constitutional government as it faced nationalist coup forces and the
American Army. The impact of bullets on its walls is still visible.
Jaragua Hotel. Masterpiece of Mr. Guillermo
González Sánchez, inaugurated in 1942. It took four years to complete
and required an investment of about five hundred thousand pesos (RD$
500,000.00) in local currency at the time. Of modernist style, it gained
the attention of international architectural critics. Highlights of the
structre were an Andalusian style Spanish patio that faced and
"venerated" the sea. The ensemble was composed of three clearly
distinguishable staggered volumes which gave it an air of roundness or
rotation. Sadly, it was destroyed in 1985. Other buildings designed by
the same architect include: the Hamaca Hotel, the Hispaniola Hotel, the
Casino de Güibia, the Perla Antillana Racecourse, the National Brewery
plant, and the Civil Firemen building.
Lope de Haro Building
Vapor House. Masterpiece of one of the official

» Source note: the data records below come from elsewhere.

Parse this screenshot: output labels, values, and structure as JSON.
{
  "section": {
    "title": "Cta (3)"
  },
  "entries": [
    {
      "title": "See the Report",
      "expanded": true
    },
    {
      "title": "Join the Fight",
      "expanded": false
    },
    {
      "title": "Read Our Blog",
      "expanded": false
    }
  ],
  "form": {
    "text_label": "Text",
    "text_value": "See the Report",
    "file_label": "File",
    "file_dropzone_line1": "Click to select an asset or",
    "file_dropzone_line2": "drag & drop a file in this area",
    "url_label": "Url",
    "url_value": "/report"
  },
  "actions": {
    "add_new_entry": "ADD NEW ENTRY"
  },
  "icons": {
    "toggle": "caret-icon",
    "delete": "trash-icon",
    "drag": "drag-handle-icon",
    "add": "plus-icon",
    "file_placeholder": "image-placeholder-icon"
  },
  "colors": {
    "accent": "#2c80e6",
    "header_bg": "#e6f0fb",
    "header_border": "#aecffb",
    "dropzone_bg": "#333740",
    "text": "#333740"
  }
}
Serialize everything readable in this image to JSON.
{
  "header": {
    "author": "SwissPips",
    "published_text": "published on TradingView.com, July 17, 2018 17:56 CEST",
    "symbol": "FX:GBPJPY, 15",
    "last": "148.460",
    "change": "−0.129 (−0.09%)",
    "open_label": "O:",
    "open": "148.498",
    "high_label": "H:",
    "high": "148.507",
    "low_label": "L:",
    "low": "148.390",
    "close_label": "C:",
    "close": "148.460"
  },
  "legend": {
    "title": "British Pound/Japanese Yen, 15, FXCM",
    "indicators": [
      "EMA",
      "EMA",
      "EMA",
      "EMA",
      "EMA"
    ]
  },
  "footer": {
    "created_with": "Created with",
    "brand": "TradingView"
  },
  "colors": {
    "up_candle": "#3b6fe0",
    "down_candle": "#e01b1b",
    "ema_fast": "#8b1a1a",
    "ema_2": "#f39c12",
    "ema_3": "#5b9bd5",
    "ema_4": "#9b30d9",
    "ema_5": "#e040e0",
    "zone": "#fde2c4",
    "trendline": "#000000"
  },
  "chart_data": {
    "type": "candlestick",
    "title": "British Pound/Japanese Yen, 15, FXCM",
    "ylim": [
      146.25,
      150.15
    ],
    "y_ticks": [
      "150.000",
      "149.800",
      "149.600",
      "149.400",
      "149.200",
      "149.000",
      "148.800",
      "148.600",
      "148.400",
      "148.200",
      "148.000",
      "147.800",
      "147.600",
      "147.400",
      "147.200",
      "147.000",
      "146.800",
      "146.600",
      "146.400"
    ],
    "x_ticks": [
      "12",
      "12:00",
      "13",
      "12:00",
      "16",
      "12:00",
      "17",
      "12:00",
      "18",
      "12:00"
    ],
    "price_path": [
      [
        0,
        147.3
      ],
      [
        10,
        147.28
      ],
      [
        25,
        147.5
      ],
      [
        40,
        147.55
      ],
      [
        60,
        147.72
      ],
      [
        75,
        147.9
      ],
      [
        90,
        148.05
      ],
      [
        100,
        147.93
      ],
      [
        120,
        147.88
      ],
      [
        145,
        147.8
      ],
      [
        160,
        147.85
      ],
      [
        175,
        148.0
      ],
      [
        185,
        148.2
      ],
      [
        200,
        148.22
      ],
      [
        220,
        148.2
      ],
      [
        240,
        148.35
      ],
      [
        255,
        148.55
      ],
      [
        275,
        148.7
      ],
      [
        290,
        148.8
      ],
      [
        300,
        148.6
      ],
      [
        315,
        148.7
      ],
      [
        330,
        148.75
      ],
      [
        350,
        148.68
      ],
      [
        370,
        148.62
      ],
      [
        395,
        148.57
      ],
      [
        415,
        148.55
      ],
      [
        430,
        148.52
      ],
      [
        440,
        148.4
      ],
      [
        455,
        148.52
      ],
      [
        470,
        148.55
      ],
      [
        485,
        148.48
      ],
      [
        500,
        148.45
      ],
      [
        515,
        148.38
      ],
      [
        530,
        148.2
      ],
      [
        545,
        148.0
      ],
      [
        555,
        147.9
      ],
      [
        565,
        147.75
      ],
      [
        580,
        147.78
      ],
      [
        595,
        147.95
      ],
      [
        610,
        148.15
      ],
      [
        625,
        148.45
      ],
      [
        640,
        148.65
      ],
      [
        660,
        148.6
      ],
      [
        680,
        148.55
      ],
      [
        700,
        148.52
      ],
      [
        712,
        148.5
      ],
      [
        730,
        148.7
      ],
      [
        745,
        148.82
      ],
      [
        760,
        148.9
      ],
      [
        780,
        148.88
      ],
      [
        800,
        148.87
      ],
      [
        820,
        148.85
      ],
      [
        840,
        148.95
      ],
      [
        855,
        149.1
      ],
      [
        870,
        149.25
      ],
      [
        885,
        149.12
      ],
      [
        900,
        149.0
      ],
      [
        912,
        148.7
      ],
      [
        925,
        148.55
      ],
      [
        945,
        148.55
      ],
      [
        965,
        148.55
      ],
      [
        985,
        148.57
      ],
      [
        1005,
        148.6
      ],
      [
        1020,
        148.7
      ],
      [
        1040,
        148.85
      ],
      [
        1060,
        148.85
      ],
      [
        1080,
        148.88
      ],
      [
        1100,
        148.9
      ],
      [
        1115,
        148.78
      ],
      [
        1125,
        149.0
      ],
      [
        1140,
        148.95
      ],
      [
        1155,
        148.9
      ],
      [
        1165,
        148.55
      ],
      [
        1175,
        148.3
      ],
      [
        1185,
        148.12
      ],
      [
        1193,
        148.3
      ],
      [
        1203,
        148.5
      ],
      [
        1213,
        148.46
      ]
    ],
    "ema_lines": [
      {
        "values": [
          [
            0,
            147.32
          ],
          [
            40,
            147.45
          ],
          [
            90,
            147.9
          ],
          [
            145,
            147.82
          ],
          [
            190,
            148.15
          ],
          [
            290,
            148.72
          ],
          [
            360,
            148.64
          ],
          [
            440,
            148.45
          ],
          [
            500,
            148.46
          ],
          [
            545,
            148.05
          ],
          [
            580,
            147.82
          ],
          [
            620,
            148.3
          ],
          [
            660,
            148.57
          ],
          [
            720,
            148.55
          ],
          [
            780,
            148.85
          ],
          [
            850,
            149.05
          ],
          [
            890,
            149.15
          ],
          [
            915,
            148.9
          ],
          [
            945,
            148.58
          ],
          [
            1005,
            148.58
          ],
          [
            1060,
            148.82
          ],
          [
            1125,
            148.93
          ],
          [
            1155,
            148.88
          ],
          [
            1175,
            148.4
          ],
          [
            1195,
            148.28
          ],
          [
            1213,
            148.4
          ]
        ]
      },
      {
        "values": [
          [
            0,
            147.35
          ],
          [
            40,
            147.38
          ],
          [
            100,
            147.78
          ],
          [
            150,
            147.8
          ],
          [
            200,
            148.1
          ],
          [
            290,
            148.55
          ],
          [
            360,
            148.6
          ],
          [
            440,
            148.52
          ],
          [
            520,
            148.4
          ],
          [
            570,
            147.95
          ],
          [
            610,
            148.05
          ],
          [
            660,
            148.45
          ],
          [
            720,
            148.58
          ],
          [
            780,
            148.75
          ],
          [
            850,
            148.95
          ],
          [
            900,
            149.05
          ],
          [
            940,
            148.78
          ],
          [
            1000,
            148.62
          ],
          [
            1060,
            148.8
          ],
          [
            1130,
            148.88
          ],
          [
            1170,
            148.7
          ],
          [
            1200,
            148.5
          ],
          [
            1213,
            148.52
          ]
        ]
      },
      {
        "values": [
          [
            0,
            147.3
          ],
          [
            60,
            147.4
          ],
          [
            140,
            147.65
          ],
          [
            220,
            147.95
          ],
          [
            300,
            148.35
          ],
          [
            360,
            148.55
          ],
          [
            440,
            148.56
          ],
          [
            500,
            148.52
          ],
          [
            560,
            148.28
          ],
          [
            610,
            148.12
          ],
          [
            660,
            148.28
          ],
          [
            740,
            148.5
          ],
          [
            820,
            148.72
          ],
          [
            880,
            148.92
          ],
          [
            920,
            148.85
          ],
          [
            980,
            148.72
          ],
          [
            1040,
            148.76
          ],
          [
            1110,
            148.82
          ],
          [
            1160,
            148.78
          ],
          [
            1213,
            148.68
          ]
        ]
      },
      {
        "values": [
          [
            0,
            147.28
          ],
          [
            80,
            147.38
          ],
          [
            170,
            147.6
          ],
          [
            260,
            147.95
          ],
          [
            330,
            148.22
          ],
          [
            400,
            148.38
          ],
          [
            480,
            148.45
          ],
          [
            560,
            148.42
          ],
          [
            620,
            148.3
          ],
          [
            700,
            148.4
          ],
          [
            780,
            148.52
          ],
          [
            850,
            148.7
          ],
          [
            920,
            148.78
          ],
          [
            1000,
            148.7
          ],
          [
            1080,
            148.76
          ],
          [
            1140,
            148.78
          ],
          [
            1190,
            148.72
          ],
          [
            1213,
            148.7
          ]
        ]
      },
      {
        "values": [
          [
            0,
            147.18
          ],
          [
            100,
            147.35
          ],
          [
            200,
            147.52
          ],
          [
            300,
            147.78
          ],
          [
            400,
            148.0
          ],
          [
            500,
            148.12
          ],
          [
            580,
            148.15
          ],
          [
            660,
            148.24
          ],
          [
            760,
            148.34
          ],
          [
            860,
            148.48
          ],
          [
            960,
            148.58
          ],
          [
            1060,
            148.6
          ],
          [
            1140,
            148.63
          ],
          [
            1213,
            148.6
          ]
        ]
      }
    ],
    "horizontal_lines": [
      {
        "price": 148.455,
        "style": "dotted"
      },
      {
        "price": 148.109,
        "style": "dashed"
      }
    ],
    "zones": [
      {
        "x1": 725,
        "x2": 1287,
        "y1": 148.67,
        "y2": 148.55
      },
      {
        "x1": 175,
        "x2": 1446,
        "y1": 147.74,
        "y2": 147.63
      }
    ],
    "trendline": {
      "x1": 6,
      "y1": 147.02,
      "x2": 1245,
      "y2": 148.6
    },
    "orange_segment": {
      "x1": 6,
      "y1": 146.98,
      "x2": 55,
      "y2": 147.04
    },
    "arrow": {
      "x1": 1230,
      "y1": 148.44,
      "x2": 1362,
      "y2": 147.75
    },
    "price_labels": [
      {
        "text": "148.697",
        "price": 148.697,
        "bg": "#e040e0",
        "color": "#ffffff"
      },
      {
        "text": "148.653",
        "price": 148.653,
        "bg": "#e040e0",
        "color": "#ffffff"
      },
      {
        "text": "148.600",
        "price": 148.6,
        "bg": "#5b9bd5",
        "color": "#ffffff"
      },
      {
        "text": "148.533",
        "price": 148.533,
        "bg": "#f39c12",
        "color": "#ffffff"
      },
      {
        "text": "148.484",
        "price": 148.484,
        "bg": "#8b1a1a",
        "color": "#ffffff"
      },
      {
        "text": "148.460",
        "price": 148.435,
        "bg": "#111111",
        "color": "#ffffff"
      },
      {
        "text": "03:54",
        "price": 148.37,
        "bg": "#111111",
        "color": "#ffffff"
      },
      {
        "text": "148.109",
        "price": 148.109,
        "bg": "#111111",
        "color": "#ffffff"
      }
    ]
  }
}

state architects, Henry Gazón Bona. Residence in the shape of ship, with
the "bow" oriented toward the east, it is a "beauty in architectural
boldness" which unites modernism with the principles of Art Deco.
Immediately earned its place in the Dominican architectural vanguard.
Located in Gazcue.
La Feria de la Paz y Confraternidad del Mundo Libre
(" Fair of Peace and Confraternity of the Free World" - Centro de los
Héroes). Built in commemoration of the 25th anniversary of Dictator
Trujillo's ascent to power (1955), it was ready in six months. At the
time it marked the Western limits of the city. It was built along a
North-South axis, and in this architectural ensemble of symbolic
buildings two sculptural pieces signaled one's entrance into a place "of
great symbolic content and strong presence": the Plaza de las Naciones,
with its species of harp that intoned the winds, and the Atlante or
Apolo (Atlas or Apollo), colossus with raised arms, holding a dove in
one hand and the Universe in the other. Both disappeared during
Hurricane David in 1978. Also emphasized are the City Hall and the
National Congress, which were the responsibility of Guillermo González
Sánchez, who was also assited by Leonte Bernal Vásquez, Margarita Taulé,
and Amable Frómeta Preyra. The City Hall, whose Gothic Venetian exterior
denotes great purity, remained unfinished in some of its aspects due to
the rapidity demanded by the State for its completion. Another of the
buildings that form part of the Feria is the Teatro Agua y Luz, gifted
with a spectacular system of water and lights designed by Catalonian
Obelisco del Malecón (Jetty Obelisk). Celebrated
the change of name from Santo Domingo to Ciudad Trujillo. Built by
engineer Rafael Bonnelly García.
Monumento a la Paz (Monument to Peace). Located
in the city of Santiago, it is the work of Henry Gazón Bona. It was
inaugurated in 1944.
El Castillo del Cerro. Located on the outskirts
of San Christopher, it is the work of Henry Gazón Bona. The high cost of
its construction did not please tyrant, and its creator ended up in
voluntary exile in Canada.
The basilica Basílica Nuestra Señora de la Altagracia.
An international contest of ideas for the design of the Basílica Nuestra
Señora de la Altagracia in 1947 selecyed the French architects André J.
Dunoyer de Segonzac y Pierre Dupré for the project. However, the
building would not be erected until many years later.
La Ciudad del Ozama. 500 años de historia
urbana. Eugenio Pérez Montás, Barcelona, Third Edición, 2001.
THE COPELLO BUILDING by Omar Rancier:
SOME IMPORTANT DATES IN DOMINICAN ARCHITECTURE by
Emilio José Brea García, architect.
VICISITUDES DE UN MONUMENTO - Emilio José Brea García
Guillermo González Revisitado (Guillermo González Revisited) by Omar
Rancier for Arquiteca,